A casino is a gambling establishment with games of chance and skill. These games include poker, blackjack, roulette, baccarat, craps and slot machines. Many states have casinos, and the most famous is Las Vegas, Nevada. Many casinos are also located on American Indian reservations and are not subject to state antigambling laws. Casino-type games are also often found at racetracks and on barges and boats on waterways.
Casinos generate billions of dollars each year for the companies, investors and Native American tribes that own them. Many states also reap a financial windfall from the casinos through taxes, fees and other payments. But problems with gambling can damage a person’s finances, family relationships and mental health. Casinos typically display warning signs and provide contact information for responsible gambling organizations. Many casinos also include statutory funding for these organizations as part of their licensing conditions.
The precise origin of gambling is unknown, but it has been present in almost all societies throughout history. It is generally believed that some form of gambling was first practiced in ancient Mesopotamia, Egypt, Greece and Rome. Gambling grew to prominence in the United States with the legalization of riverboat casinos in Atlantic City, New Jersey, during the 1970s.
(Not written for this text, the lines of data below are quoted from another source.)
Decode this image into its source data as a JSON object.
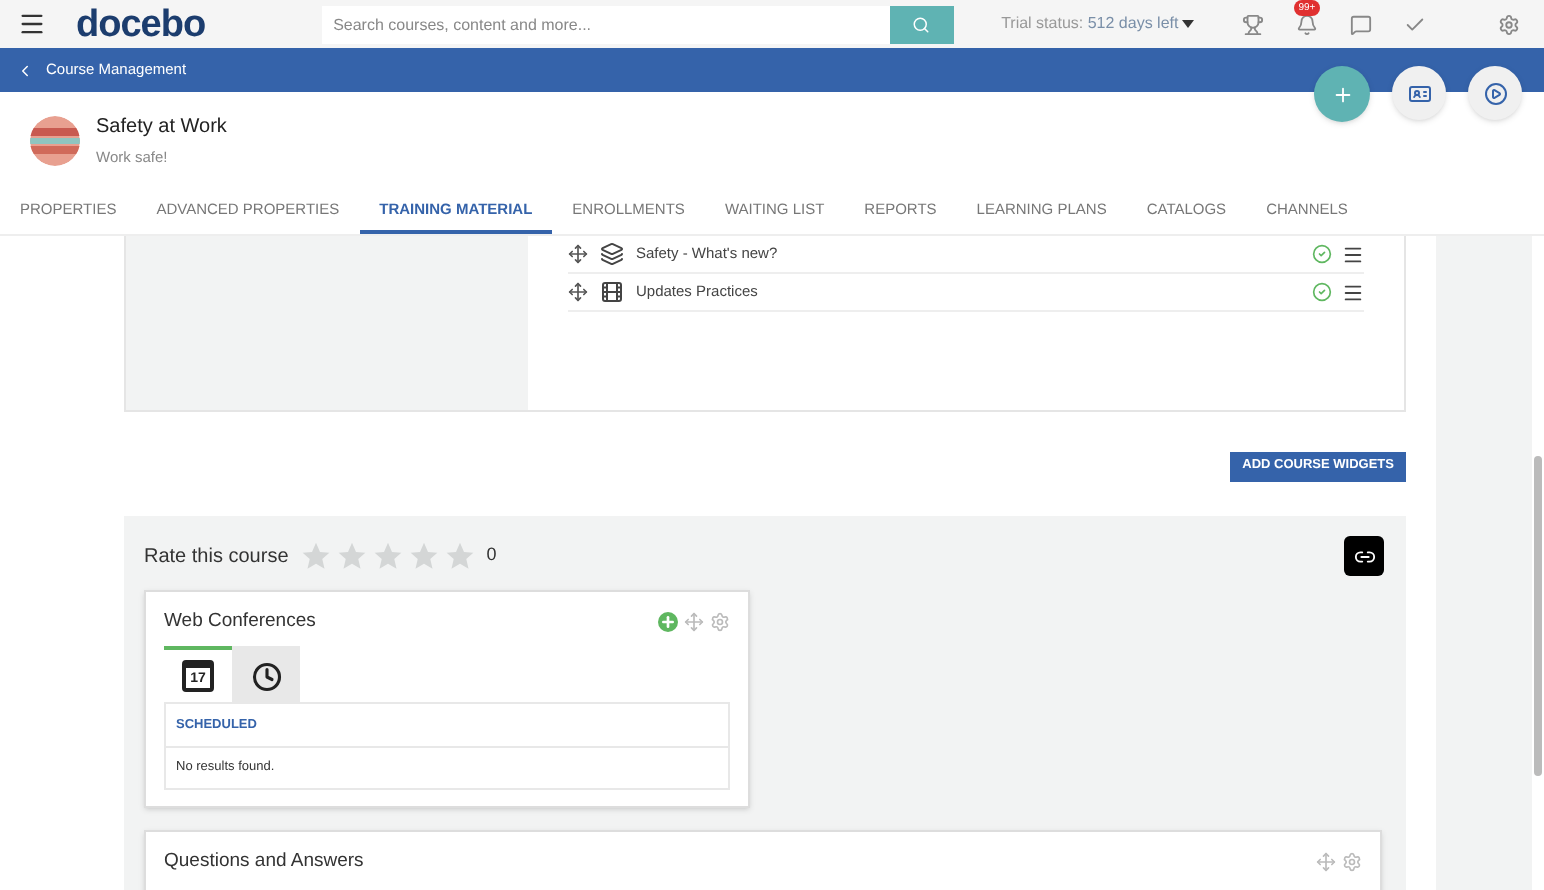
{
  "topbar": {
    "logo": "docebo",
    "search": {
      "placeholder": "Search courses, content and more..."
    },
    "trial_label": "Trial status:",
    "trial_value": "512 days left",
    "notification_badge": "99+"
  },
  "breadcrumb": {
    "label": "Course Management"
  },
  "course": {
    "title": "Safety at Work",
    "subtitle": "Work safe!"
  },
  "tabs": [
    {
      "label": "PROPERTIES",
      "selected": false
    },
    {
      "label": "ADVANCED PROPERTIES",
      "selected": false
    },
    {
      "label": "TRAINING MATERIAL",
      "selected": true
    },
    {
      "label": "ENROLLMENTS",
      "selected": false
    },
    {
      "label": "WAITING LIST",
      "selected": false
    },
    {
      "label": "REPORTS",
      "selected": false
    },
    {
      "label": "LEARNING PLANS",
      "selected": false
    },
    {
      "label": "CATALOGS",
      "selected": false
    },
    {
      "label": "CHANNELS",
      "selected": false
    }
  ],
  "training_material": [
    {
      "title": "Safety - What's new?",
      "kind": "layers",
      "completed": true
    },
    {
      "title": "Updates Practices",
      "kind": "video",
      "completed": true
    }
  ],
  "add_widgets_button": "ADD COURSE WIDGETS",
  "rating": {
    "label": "Rate this course",
    "stars": 0,
    "count": "0"
  },
  "web_conferences": {
    "title": "Web Conferences",
    "tabs": [
      {
        "kind": "calendar",
        "day": "17",
        "selected": true
      },
      {
        "kind": "clock",
        "selected": false
      }
    ],
    "column": "SCHEDULED",
    "empty": "No results found."
  },
  "questions": {
    "title": "Questions and Answers"
  }
}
Casinos make money by charging a small percentage of bets placed by patrons, known as the house edge. This may be only two percent, but over millions of bets it adds up. The house advantage is especially noticeable in games of skill, such as poker and blackjack.